Russia’s invasion and war against Ukraine has already entered its second month and there is no indication for the time being that it will end anytime soon.
On the contrary, everyone believes it will be protracted, though no one can precisely predict the timing of when it will end, its intensity, its depth, or whether it will expand into a broader, generalised conflagration.
The economic, social, political, and other repercussions of the war are multiplying as each day goes by and they impact on the entire planet, especially on poorer countries, and particularly those with energy and food dependence.
There are 40 countries that lack petrol and natural gas and are dependent in terms of electricity production and grain supplies and will thus be subject to more serious pressures.
This is all the more true now, in a world that is interconnected and interdependent.
In a globalised economy with open markets, events such as wars take on greater dimensions than in the past and lead to more violent turbulence.
Thus, the disruption of the global supply chain, that began with the COVID-19 pandemic, due to the Russian invasion of Ukraine was generalised and expanded and took on fiercer characteristics, as evidenced in the international inflationary spiral.
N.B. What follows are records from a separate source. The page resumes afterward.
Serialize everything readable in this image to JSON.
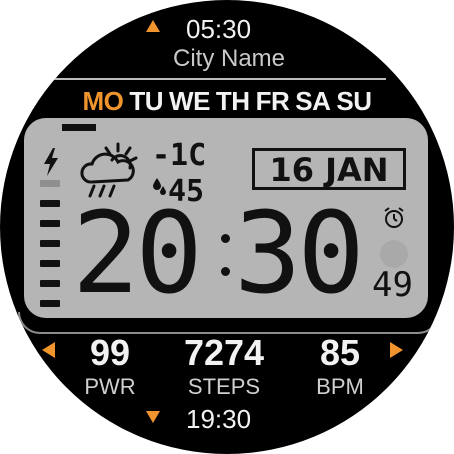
{
  "top": {
    "time": "05:30",
    "city": "City Name"
  },
  "weekdays": [
    {
      "label": "MO",
      "active": true
    },
    {
      "label": "TU",
      "active": false
    },
    {
      "label": "WE",
      "active": false
    },
    {
      "label": "TH",
      "active": false
    },
    {
      "label": "FR",
      "active": false
    },
    {
      "label": "SA",
      "active": false
    },
    {
      "label": "SU",
      "active": false
    }
  ],
  "weather": {
    "temp": "-1C",
    "humidity": "45",
    "icon": "cloud-sun-rain-icon"
  },
  "date": "16 JAN",
  "time": {
    "hours": "20",
    "minutes": "30",
    "seconds": "49"
  },
  "stats": [
    {
      "value": "99",
      "label": "PWR"
    },
    {
      "value": "7274",
      "label": "STEPS"
    },
    {
      "value": "85",
      "label": "BPM"
    }
  ],
  "bottom": {
    "time": "19:30"
  },
  "colors": {
    "accent": "#f0952e",
    "lcd": "#b5b5b5",
    "background": "#000000"
  }
}
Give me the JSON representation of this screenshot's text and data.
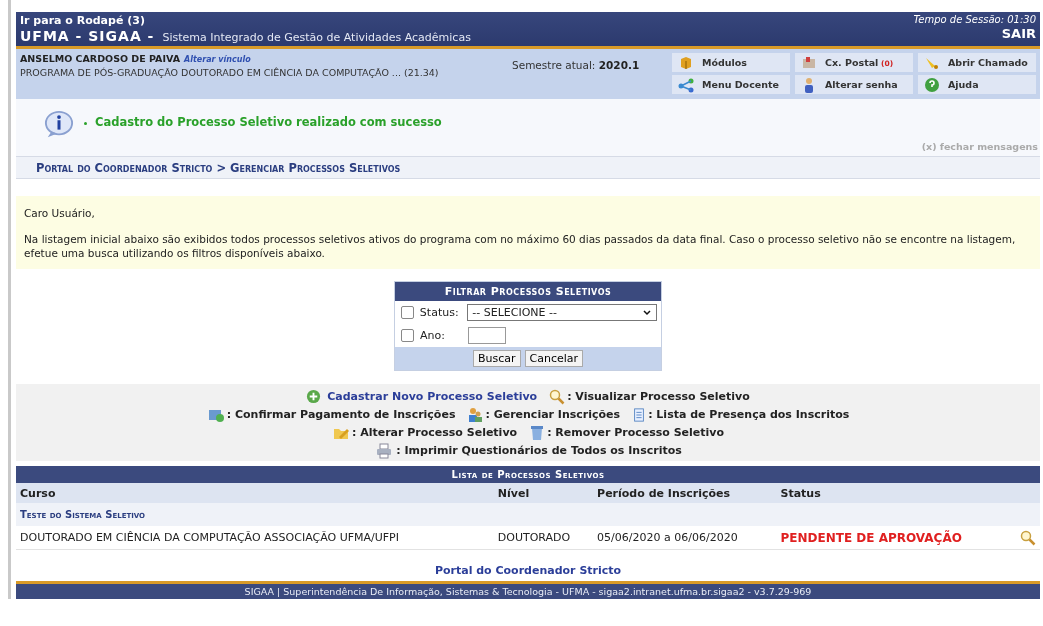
{
  "header": {
    "skip_link": "Ir para o Rodapé (3)",
    "system": "UFMA - SIGAA -",
    "subtitle": "Sistema Integrado de Gestão de Atividades Acadêmicas",
    "session": "Tempo de Sessão: 01:30",
    "logout": "SAIR"
  },
  "user": {
    "name": "ANSELMO CARDOSO DE PAIVA",
    "change_link": "Alterar vínculo",
    "program": "PROGRAMA DE PÓS-GRADUAÇÃO DOUTORADO EM CIÊNCIA DA COMPUTAÇÃO ... (21.34)",
    "semester_label": "Semestre atual:",
    "semester": "2020.1"
  },
  "menu": [
    {
      "label": "Módulos",
      "kind": "modules"
    },
    {
      "label": "Cx. Postal",
      "badge": "(0)",
      "kind": "mail"
    },
    {
      "label": "Abrir Chamado",
      "kind": "ticket"
    },
    {
      "label": "Menu Docente",
      "kind": "teacher"
    },
    {
      "label": "Alterar senha",
      "kind": "password"
    },
    {
      "label": "Ajuda",
      "kind": "help"
    }
  ],
  "message": {
    "text": "Cadastro do Processo Seletivo realizado com sucesso",
    "close": "(x) fechar mensagens"
  },
  "breadcrumb": "Portal do Coordenador Stricto > Gerenciar Processos Seletivos",
  "notice": {
    "greeting": "Caro Usuário,",
    "text": "Na listagem inicial abaixo são exibidos todos processos seletivos ativos do programa com no máximo 60 dias passados da data final. Caso o processo seletivo não se encontre na listagem, efetue uma busca utilizando os filtros disponíveis abaixo."
  },
  "filter": {
    "title": "Filtrar Processos Seletivos",
    "fields": [
      {
        "label": "Status:",
        "kind": "select",
        "value": "-- SELECIONE --",
        "checked": false
      },
      {
        "label": "Ano:",
        "kind": "text",
        "checked": false
      }
    ],
    "buttons": [
      "Buscar",
      "Cancelar"
    ]
  },
  "legend": [
    [
      {
        "kind": "add",
        "label": "Cadastrar Novo Processo Seletivo"
      },
      {
        "kind": "view",
        "label": ": Visualizar Processo Seletivo"
      }
    ],
    [
      {
        "kind": "payment",
        "label": ": Confirmar Pagamento de Inscrições"
      },
      {
        "kind": "manage",
        "label": ": Gerenciar Inscrições"
      },
      {
        "kind": "attendance",
        "label": ": Lista de Presença dos Inscritos"
      }
    ],
    [
      {
        "kind": "edit",
        "label": ": Alterar Processo Seletivo"
      },
      {
        "kind": "remove",
        "label": ": Remover Processo Seletivo"
      }
    ],
    [
      {
        "kind": "print",
        "label": ": Imprimir Questionários de Todos os Inscritos"
      }
    ]
  ],
  "table": {
    "title": "Lista de Processos Seletivos",
    "columns": [
      "Curso",
      "Nível",
      "Período de Inscrições",
      "Status"
    ],
    "groups": [
      {
        "name": "Teste do Sistema Seletivo",
        "rows": [
          {
            "cells": [
              "DOUTORADO EM CIÊNCIA DA COMPUTAÇÃO ASSOCIAÇÃO UFMA/UFPI",
              "DOUTORADO",
              "05/06/2020 a 06/06/2020",
              "PENDENTE DE APROVAÇÃO"
            ]
          }
        ]
      }
    ]
  },
  "footer": {
    "link": "Portal do Coordenador Stricto",
    "text": "SIGAA | Superintendência De Informação, Sistemas & Tecnologia - UFMA - sigaa2.intranet.ufma.br.sigaa2 - v3.7.29-969"
  }
}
Moreover, the concepts of energy and food security acquired a different connotation and greater urgency.
Greek households are already experiencing the first round of negative repercussions. The prices of food, electricity, and food have skyrocketed, and all the data suggest that we are still at the start of an inflationary wave.
Managers of retail sales chains speak of a “very brutal and unchecked current of price increases” which unavoidably will trigger a strong wave of demands by workers, who already see their paltry income dwindling due to rapid price increases on basic goods.
The government is fully cognisant of the situation but for the time being is on the maintaining a cautious stance, as it cannot know the duration and intensity of the crisis.
Essentially, it is husbanding its fiscal resources to retain sufficient funds that can support the country in the event that the international situation spins entirely out of control.
It is pinning its hopes on a common European stance on the energy problem, and more importantly, it believes that the shock of the current crisis will be of smaller intensity than the two previous crises – economic and public health.
The government and finance ministry note that they will curb expectations and that the growth rate will be smaller than projected but positive.
They are more concerned about inflationary pressures than anything else, as they know that due to dependence on energy and foodstuff there could be a double-digit rise in inflation.
Whatever the case may be, the war revealed the value of fundamental basic goods.
Hence, it is necessary to revise our productive model and turn to the exploitation of our own natural resources.
The land as a means to produce food, wind and air as energy sources, and the sea as a basic means of transport take on an added value in these trying times.
It is up to us – the Greek people and the country’s political and economic leadership – to honour and exploit to the greatest degree possible Greece’s natural resources.
“If you deconstruct Greece, in the end you will find that what remains is an olive tree, a vineyard, and a ship. Which means that with all that you can reconstruct it,” Nobel Prize-winning poet Odysseas Elyitis said long ago.
Perhaps the time has come to revisit everything from the start.